EXERCISE DIRECTIONS - Go through the listing below and gather every line with the word "title".

EXTRACTED RECORDS -

:::::

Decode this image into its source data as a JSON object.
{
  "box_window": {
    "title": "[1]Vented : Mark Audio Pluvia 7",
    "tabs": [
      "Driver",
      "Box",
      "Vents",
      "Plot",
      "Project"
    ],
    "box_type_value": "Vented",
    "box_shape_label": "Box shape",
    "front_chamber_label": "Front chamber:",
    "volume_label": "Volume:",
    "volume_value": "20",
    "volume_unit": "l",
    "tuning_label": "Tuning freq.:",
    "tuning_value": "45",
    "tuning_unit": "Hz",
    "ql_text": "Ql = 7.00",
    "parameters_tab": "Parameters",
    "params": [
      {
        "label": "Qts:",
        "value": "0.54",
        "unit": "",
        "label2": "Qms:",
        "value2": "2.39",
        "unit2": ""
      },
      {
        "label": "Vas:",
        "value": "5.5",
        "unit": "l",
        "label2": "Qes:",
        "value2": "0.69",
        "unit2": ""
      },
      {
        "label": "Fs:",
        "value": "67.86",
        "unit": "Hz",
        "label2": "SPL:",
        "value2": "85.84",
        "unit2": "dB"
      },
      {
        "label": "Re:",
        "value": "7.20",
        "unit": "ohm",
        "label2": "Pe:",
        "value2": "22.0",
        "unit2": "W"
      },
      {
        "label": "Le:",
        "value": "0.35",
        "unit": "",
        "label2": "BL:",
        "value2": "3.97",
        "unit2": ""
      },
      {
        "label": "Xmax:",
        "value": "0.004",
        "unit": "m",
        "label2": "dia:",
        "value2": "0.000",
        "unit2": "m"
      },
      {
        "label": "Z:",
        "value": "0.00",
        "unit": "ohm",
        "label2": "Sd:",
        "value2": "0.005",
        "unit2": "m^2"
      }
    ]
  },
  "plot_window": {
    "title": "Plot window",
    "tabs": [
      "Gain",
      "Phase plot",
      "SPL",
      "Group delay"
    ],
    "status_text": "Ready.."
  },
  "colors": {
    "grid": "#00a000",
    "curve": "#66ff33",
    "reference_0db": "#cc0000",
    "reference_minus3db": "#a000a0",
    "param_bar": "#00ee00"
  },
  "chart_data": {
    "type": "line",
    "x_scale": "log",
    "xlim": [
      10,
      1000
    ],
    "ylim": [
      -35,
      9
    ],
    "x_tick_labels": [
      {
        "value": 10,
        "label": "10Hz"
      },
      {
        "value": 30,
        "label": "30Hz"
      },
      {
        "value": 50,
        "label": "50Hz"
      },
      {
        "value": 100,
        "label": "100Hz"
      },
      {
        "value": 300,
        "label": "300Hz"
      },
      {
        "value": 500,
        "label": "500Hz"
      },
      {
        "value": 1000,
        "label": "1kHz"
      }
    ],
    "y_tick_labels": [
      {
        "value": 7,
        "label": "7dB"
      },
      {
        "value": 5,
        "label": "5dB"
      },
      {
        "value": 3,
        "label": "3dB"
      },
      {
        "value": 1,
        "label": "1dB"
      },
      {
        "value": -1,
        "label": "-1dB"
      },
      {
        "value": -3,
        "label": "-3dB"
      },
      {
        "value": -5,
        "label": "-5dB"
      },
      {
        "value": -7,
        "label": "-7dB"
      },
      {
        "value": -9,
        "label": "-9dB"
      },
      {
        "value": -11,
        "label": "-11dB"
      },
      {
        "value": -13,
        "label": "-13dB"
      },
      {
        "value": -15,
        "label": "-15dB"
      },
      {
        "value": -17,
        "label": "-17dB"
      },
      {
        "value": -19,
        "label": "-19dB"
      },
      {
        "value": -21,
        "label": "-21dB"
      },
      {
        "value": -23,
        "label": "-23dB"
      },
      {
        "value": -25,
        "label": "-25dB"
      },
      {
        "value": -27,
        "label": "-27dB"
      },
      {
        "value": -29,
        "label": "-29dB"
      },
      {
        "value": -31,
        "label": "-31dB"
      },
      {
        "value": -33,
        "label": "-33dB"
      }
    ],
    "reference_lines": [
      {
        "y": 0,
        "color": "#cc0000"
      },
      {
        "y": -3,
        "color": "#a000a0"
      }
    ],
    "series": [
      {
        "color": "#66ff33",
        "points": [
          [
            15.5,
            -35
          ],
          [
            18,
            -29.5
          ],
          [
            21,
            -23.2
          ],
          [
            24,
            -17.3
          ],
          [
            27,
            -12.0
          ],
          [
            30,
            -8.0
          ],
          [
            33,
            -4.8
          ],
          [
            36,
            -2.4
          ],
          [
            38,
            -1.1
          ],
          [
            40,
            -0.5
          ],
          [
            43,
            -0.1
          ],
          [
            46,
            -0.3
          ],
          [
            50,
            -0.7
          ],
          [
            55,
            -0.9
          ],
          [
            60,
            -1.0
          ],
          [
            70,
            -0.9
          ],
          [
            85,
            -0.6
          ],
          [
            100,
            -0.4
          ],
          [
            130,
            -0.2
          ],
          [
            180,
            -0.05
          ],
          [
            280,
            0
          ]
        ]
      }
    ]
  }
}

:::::

ANSWER SPACE -
    "title": "[1]Vented : Mark Audio Pluvia 7",
    "title": "Plot window",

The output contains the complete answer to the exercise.